## HOW TO COMPLETE THIS TASK
In the records, each line holding "Transform" must be reported.
Start of RECORDS TO PROCESS
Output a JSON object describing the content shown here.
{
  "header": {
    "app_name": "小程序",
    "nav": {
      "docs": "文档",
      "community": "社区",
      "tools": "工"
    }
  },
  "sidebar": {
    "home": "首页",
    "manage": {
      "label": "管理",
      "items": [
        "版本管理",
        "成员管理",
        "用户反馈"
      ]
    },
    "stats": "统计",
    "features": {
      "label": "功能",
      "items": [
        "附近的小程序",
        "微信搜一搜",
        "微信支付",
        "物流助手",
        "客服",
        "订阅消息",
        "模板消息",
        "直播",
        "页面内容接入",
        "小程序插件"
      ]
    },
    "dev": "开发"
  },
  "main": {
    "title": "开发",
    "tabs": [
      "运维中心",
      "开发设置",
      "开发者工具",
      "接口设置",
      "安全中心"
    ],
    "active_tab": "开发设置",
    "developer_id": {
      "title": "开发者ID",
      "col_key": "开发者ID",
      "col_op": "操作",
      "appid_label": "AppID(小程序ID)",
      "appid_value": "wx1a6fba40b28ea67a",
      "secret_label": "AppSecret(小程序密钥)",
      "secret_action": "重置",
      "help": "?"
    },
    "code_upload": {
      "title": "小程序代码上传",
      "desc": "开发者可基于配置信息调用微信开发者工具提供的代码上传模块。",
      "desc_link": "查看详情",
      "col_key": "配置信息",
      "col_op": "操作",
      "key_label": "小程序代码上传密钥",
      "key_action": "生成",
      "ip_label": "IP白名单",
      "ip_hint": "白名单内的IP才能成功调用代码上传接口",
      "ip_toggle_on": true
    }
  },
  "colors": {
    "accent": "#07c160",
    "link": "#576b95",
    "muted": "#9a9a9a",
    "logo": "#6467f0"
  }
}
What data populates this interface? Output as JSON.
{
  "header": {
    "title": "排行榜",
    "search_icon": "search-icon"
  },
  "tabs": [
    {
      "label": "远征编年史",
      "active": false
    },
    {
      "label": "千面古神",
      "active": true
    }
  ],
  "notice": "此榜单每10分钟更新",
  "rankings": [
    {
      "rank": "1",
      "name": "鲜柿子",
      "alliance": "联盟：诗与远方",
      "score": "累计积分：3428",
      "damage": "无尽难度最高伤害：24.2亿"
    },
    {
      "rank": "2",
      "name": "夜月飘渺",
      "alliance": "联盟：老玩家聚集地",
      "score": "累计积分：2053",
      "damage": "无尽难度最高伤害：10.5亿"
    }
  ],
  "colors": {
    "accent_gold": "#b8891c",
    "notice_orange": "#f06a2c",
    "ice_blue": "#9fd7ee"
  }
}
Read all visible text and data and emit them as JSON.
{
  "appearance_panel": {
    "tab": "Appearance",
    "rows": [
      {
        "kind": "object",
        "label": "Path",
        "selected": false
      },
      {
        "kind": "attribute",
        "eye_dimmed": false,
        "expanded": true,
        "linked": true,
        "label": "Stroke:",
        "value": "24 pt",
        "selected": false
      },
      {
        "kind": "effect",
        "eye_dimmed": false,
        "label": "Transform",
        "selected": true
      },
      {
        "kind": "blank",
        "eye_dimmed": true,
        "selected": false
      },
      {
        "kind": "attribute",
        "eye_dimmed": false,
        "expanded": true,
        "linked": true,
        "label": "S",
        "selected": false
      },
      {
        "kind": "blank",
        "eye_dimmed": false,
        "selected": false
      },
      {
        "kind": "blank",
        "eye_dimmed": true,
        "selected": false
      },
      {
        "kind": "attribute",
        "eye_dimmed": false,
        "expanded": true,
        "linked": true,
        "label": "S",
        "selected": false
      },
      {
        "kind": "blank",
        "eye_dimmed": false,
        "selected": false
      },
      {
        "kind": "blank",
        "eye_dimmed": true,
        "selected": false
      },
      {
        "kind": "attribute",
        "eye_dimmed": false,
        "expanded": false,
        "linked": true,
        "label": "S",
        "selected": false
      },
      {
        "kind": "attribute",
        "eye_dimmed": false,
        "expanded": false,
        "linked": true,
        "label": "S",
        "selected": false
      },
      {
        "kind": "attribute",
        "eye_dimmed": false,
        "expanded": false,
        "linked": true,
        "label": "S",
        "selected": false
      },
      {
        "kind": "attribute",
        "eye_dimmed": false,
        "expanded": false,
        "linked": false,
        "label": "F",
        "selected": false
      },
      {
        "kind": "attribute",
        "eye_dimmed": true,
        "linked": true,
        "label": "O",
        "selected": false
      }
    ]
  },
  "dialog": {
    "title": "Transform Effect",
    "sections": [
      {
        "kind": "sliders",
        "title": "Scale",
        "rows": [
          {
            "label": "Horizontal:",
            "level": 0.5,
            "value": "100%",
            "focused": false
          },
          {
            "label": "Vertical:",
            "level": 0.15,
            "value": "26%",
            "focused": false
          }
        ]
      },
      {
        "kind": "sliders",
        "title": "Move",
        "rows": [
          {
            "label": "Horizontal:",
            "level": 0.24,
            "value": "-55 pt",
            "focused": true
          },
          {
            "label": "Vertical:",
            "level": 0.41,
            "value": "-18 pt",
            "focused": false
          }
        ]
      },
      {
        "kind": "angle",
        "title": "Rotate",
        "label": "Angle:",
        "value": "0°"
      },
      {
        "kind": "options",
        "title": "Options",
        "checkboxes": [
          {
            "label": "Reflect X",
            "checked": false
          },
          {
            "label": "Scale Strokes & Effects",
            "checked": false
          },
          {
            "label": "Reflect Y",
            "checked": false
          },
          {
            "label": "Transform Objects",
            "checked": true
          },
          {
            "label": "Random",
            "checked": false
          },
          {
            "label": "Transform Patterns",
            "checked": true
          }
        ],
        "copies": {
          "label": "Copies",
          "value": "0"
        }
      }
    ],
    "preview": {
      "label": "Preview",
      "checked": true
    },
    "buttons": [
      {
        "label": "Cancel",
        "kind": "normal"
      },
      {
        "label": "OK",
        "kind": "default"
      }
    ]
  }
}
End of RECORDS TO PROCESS
## WRITTEN ANSWER
        "label": "Transform",
    "title": "Transform Effect",
            "label": "Transform Objects",
            "label": "Transform Patterns",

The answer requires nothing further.